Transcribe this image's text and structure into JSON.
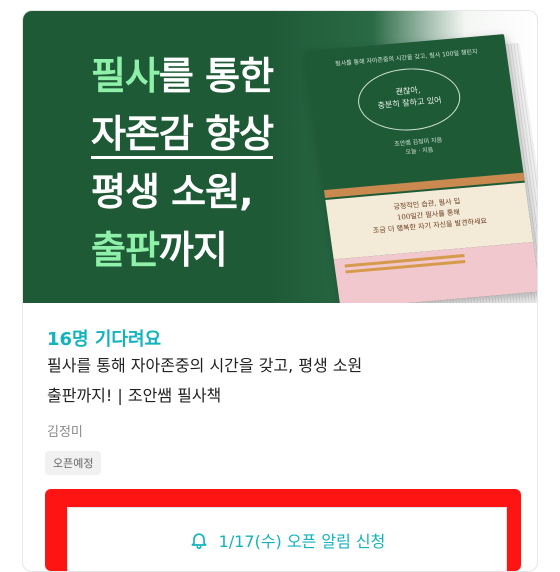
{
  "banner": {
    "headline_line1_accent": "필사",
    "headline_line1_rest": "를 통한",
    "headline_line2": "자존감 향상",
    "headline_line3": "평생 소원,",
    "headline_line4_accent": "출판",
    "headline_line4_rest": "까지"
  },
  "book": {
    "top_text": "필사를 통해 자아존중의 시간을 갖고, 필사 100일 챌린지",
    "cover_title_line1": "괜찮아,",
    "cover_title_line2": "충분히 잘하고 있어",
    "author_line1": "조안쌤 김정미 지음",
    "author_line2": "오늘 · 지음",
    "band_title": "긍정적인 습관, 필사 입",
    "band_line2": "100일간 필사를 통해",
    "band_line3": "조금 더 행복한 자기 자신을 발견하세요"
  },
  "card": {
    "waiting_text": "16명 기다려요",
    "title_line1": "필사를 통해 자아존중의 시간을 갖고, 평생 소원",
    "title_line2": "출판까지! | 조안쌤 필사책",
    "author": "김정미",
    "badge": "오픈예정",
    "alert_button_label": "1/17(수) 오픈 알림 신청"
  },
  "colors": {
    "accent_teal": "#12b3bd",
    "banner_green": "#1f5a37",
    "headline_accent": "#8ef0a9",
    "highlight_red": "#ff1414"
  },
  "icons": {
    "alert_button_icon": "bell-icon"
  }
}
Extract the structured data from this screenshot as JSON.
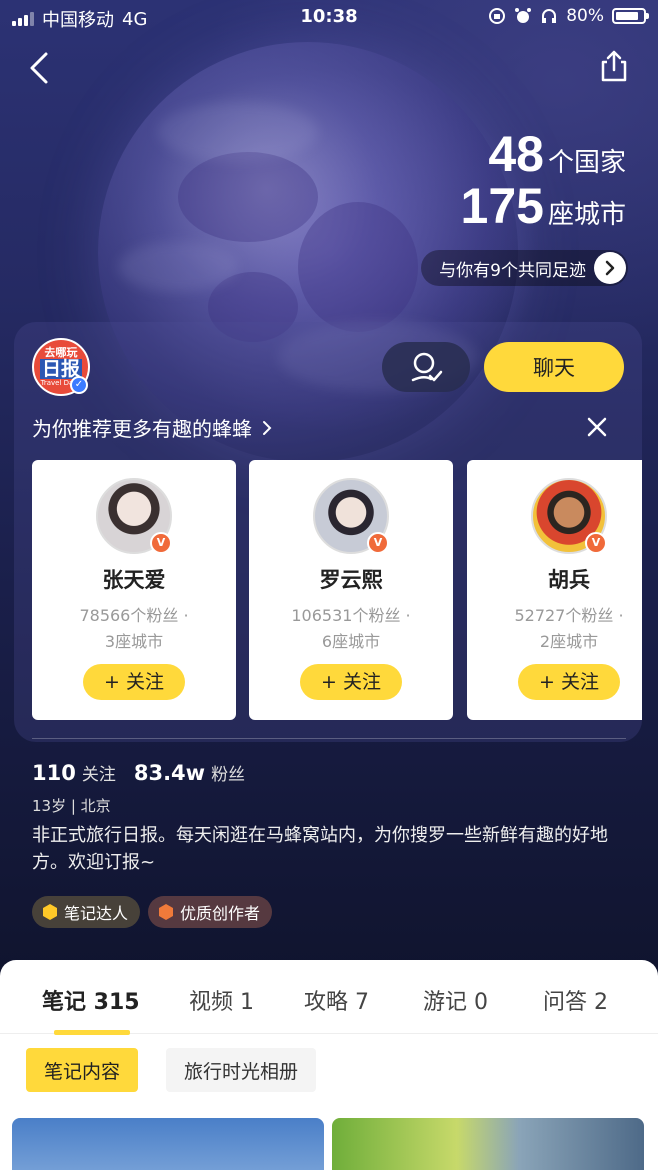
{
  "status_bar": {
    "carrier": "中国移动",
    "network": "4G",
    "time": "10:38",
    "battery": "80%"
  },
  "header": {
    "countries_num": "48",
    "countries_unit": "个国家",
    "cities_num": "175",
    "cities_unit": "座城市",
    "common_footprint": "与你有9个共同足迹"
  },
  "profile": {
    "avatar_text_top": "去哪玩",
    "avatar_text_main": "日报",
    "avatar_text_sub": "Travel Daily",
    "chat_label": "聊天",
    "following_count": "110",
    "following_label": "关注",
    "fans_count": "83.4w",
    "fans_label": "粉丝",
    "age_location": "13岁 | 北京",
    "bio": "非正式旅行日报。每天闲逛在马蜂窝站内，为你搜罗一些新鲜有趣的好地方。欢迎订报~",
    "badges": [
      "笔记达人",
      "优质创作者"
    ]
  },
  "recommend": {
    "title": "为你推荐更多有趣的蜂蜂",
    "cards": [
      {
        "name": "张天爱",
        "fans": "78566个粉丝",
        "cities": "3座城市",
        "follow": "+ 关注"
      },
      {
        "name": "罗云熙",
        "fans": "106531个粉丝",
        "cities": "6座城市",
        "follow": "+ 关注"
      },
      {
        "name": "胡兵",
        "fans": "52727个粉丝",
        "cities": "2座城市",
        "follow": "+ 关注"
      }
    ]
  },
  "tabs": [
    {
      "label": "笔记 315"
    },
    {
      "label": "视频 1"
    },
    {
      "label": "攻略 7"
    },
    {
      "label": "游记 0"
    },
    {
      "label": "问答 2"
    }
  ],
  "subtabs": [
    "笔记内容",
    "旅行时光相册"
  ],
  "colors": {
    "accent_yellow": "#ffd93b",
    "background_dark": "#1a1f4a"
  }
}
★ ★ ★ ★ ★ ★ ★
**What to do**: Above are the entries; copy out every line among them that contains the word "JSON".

**Response to the exercise**:
Transcribe this image's text and structure into JSON.
Extract the structured data from this screenshot as JSON.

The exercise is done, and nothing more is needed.